Go ahead.

I'll go with him.

I should have gone
two days ago.

I wanted her
to have the best.

That's why I talked
about California.

Now, Fraser, believe me,

you are going to have to fight
in California

as much as you fight here.

Mr. Dillon!

Come on.

Tad.

It's all right, Sam.

Go back.

You all right, son?

Yeah. Thanks, marshal.

How is she, Sam?
I don't know.

Ma chased me away.

Mr. Dillon, that cavalry patrol
can't be very far away.

They's on a trail.

I know.
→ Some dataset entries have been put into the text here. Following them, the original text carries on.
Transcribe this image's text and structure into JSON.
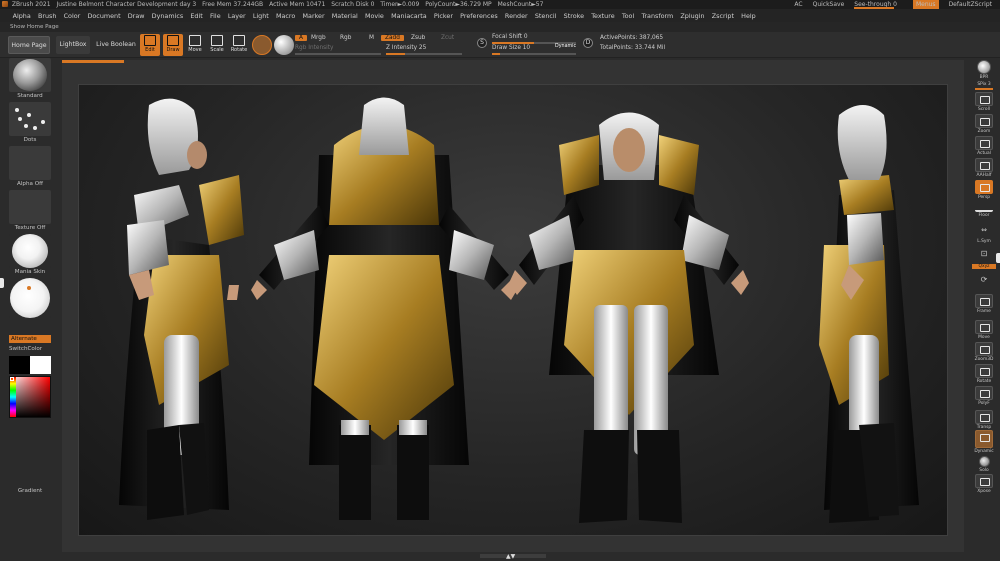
{
  "titlebar": {
    "app": "ZBrush 2021",
    "document": "Justine Belmont Character Development day 3",
    "free_mem": "Free Mem 37.244GB",
    "active_mem": "Active Mem 10471",
    "scratch": "Scratch Disk 0",
    "timer": "Timer►0.009",
    "polycount": "PolyCount►36.729 MP",
    "meshcount": "MeshCount►57",
    "ac": "AC",
    "quicksave": "QuickSave",
    "see_through": "See-through 0",
    "menus": "Menus",
    "default_script": "DefaultZScript"
  },
  "menubar": [
    "Alpha",
    "Brush",
    "Color",
    "Document",
    "Draw",
    "Dynamics",
    "Edit",
    "File",
    "Layer",
    "Light",
    "Macro",
    "Marker",
    "Material",
    "Movie",
    "Maniacarta",
    "Picker",
    "Preferences",
    "Render",
    "Stencil",
    "Stroke",
    "Texture",
    "Tool",
    "Transform",
    "Zplugin",
    "Zscript",
    "Help"
  ],
  "home_strip": "Show Home Page",
  "toolbar": {
    "home_page": "Home Page",
    "lightbox": "LightBox",
    "live_boolean": "Live Boolean",
    "edit": "Edit",
    "draw": "Draw",
    "move": "Move",
    "scale": "Scale",
    "rotate": "Rotate",
    "a_label": "A",
    "mrgb": "Mrgb",
    "rgb": "Rgb",
    "m": "M",
    "zadd": "Zadd",
    "zsub": "Zsub",
    "zcut": "Zcut",
    "rgb_intensity": "Rgb Intensity",
    "z_intensity": "Z Intensity 25",
    "focal_shift": "Focal Shift 0",
    "draw_size": "Draw Size 10",
    "dynamic": "Dynamic",
    "active_points": "ActivePoints: 387,065",
    "total_points": "TotalPoints: 33.744 Mil",
    "s_label": "S",
    "d_label": "D",
    "z_intensity_level": 0.25,
    "draw_size_level": 0.1
  },
  "left_shelf": {
    "standard": "Standard",
    "dots": "Dots",
    "alpha_off": "Alpha Off",
    "texture_off": "Texture Off",
    "material": "Mania Skin",
    "alternate": "Alternate",
    "switch_color": "SwitchColor",
    "gradient": "Gradient"
  },
  "right_shelf": {
    "bpr": "BPR",
    "spix": "SPix 3",
    "scroll": "Scroll",
    "zoom": "Zoom",
    "actual": "Actual",
    "aahalf": "AAHalf",
    "persp": "Persp",
    "floor": "Floor",
    "lsym": "L.Sym",
    "xyz": "Qxyz",
    "frame": "Frame",
    "move": "Move",
    "zoom3d": "Zoom3D",
    "rotate": "Rotate",
    "polyf": "PolyF",
    "transp": "Transp",
    "dynamic": "Dynamic",
    "solo": "Solo",
    "xpose": "Xpose"
  },
  "colors": {
    "accent": "#d97824",
    "gold": "#b8922e",
    "silver": "#d6d6d6",
    "cloth": "#0f0f0f"
  }
}
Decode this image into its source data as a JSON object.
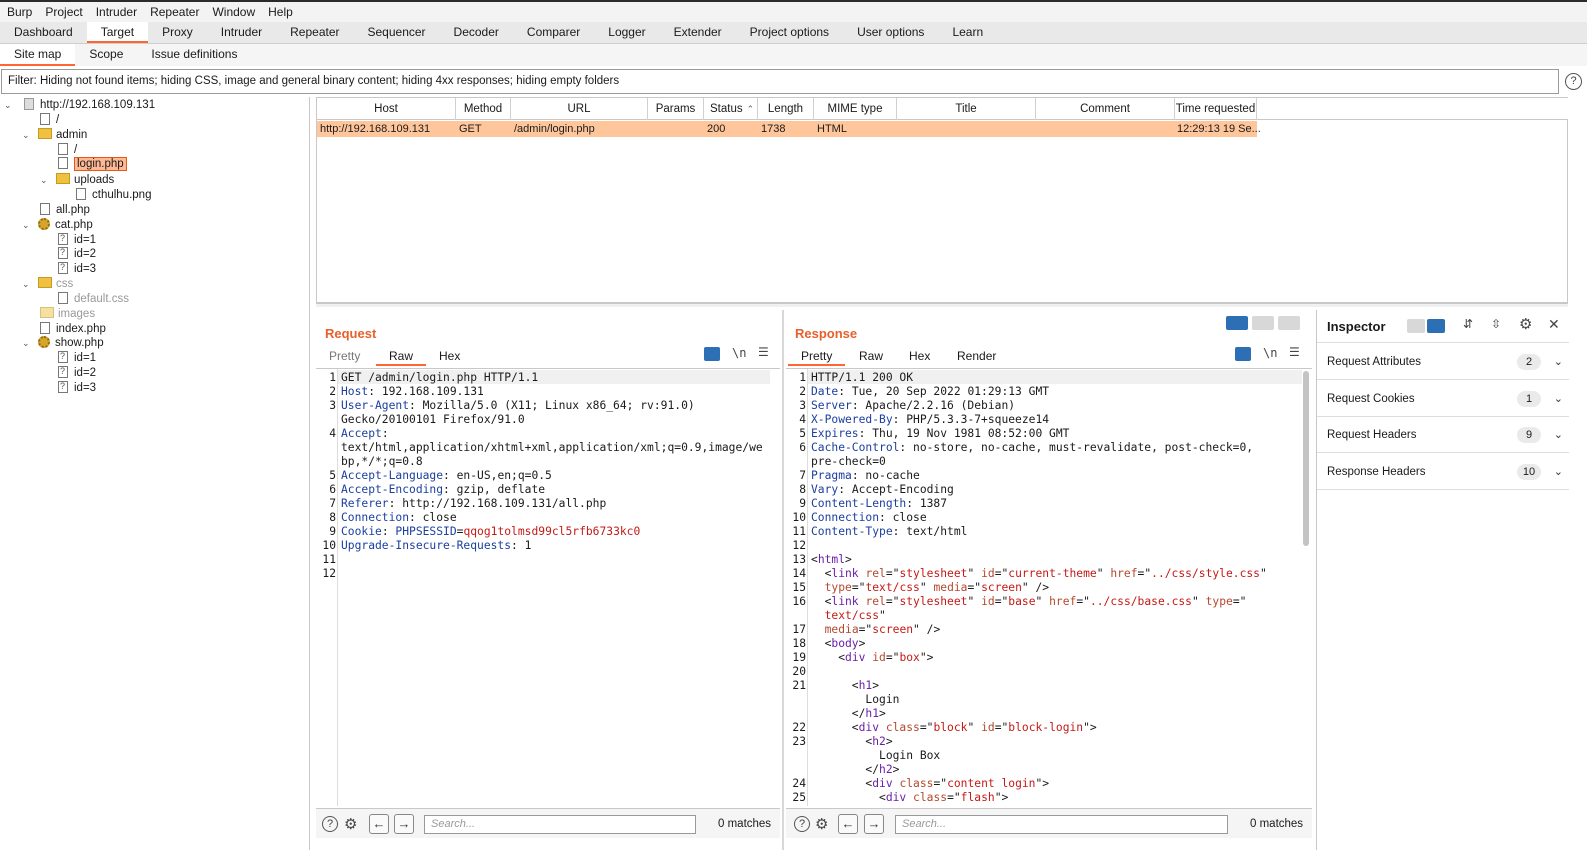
{
  "menu": [
    "Burp",
    "Project",
    "Intruder",
    "Repeater",
    "Window",
    "Help"
  ],
  "tabs": [
    "Dashboard",
    "Target",
    "Proxy",
    "Intruder",
    "Repeater",
    "Sequencer",
    "Decoder",
    "Comparer",
    "Logger",
    "Extender",
    "Project options",
    "User options",
    "Learn"
  ],
  "active_tab": "Target",
  "subtabs": [
    "Site map",
    "Scope",
    "Issue definitions"
  ],
  "filter_text": "Filter: Hiding not found items;  hiding CSS, image and general binary content;  hiding 4xx responses;  hiding empty folders",
  "tree": {
    "host": "http://192.168.109.131",
    "root_slash": "/",
    "admin": "admin",
    "admin_slash": "/",
    "login": "login.php",
    "uploads": "uploads",
    "cthulhu": "cthulhu.png",
    "allphp": "all.php",
    "catphp": "cat.php",
    "cat_id1": "id=1",
    "cat_id2": "id=2",
    "cat_id3": "id=3",
    "css": "css",
    "defaultcss": "default.css",
    "images": "images",
    "indexphp": "index.php",
    "showphp": "show.php",
    "show_id1": "id=1",
    "show_id2": "id=2",
    "show_id3": "id=3"
  },
  "table": {
    "headers": [
      "Host",
      "Method",
      "URL",
      "Params",
      "Status",
      "Length",
      "MIME type",
      "Title",
      "Comment",
      "Time requested"
    ],
    "row": {
      "host": "http://192.168.109.131",
      "method": "GET",
      "url": "/admin/login.php",
      "params": "",
      "status": "200",
      "length": "1738",
      "mime": "HTML",
      "title": "",
      "comment": "",
      "time": "12:29:13 19 Se..."
    }
  },
  "request": {
    "title": "Request",
    "tabs": [
      "Pretty",
      "Raw",
      "Hex"
    ],
    "active_tab": "Raw",
    "lines": [
      {
        "n": "1",
        "name": "",
        "value": "GET /admin/login.php HTTP/1.1"
      },
      {
        "n": "2",
        "name": "Host",
        "value": ": 192.168.109.131"
      },
      {
        "n": "3",
        "name": "User-Agent",
        "value": ": Mozilla/5.0 (X11; Linux x86_64; rv:91.0)"
      },
      {
        "n": "",
        "name": "",
        "value": "Gecko/20100101 Firefox/91.0"
      },
      {
        "n": "4",
        "name": "Accept",
        "value": ":"
      },
      {
        "n": "",
        "name": "",
        "value": "text/html,application/xhtml+xml,application/xml;q=0.9,image/we"
      },
      {
        "n": "",
        "name": "",
        "value": "bp,*/*;q=0.8"
      },
      {
        "n": "5",
        "name": "Accept-Language",
        "value": ": en-US,en;q=0.5"
      },
      {
        "n": "6",
        "name": "Accept-Encoding",
        "value": ": gzip, deflate"
      },
      {
        "n": "7",
        "name": "Referer",
        "value": ": http://192.168.109.131/all.php"
      },
      {
        "n": "8",
        "name": "Connection",
        "value": ": close"
      },
      {
        "n": "9",
        "name": "Cookie",
        "value": ": ",
        "cookie_name": "PHPSESSID",
        "cookie_value": "qqog1tolmsd99cl5rfb6733kc0"
      },
      {
        "n": "10",
        "name": "Upgrade-Insecure-Requests",
        "value": ": 1"
      },
      {
        "n": "11",
        "name": "",
        "value": ""
      },
      {
        "n": "12",
        "name": "",
        "value": ""
      }
    ],
    "search_placeholder": "Search...",
    "matches": "0 matches"
  },
  "response": {
    "title": "Response",
    "tabs": [
      "Pretty",
      "Raw",
      "Hex",
      "Render"
    ],
    "active_tab": "Pretty",
    "search_placeholder": "Search...",
    "matches": "0 matches"
  },
  "inspector": {
    "title": "Inspector",
    "sections": [
      {
        "label": "Request Attributes",
        "count": "2"
      },
      {
        "label": "Request Cookies",
        "count": "1"
      },
      {
        "label": "Request Headers",
        "count": "9"
      },
      {
        "label": "Response Headers",
        "count": "10"
      }
    ]
  },
  "colors": {
    "accent": "#ff6633",
    "selected_row": "#ffc69c",
    "header_name": "#1a3fa0",
    "cookie": "#c41a16",
    "tag": "#6a1fa8"
  }
}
I've been thinking
about that.

We'll have to signal 'em.
Burn the wagon.

You'll what?

It's like burning
your bridges, Fraser.

It's the only thing we got.

There's a can
of kerosene in it.

All right, let's go.

Marshal,
up there.

That's only a horse.

We keep watching.

If they're gonna hit us,
they gotta do it soon.

It's close to dark.

There's one.

All right, now, hold your fire
as if we didn't see him.

Let 'em charge.

Isn't that taking a chance?

Yeah, it's a chance
we gotta take, Fraser.

Besides, a running Indian
can't shoot very good.

Now, hold it. Hold it.

Now!

Do you think we got 'em all?

Well, two of 'em went
over the hill.

But I don't think
they'll be back.

We better check
on the rest of 'em.

Well, Fraser,

that's a mighty
healthy-looking boy.

Yeah, and Alice is fine.

I guess
we'll be moving along.

Oh, uh...

I could send out
a new wagon for you.

There's no hurry, marshal.

We won't be going anyplace.

You mean, we're staying?

We couldn't leave now,
could we?

You were right, marshal.

Thanks.

So long, Fraser.

Mr. Dillon,
would you look at that?

Hello, marshal.
We saw the smoke. Any trouble?

Trouble?

Yeah, we had some trouble.

You'll find your Indians
right over there.

Two of 'em went over the hill.
You better round 'em up.

Come on, Chester.

Let's get home
and get that glass of beer.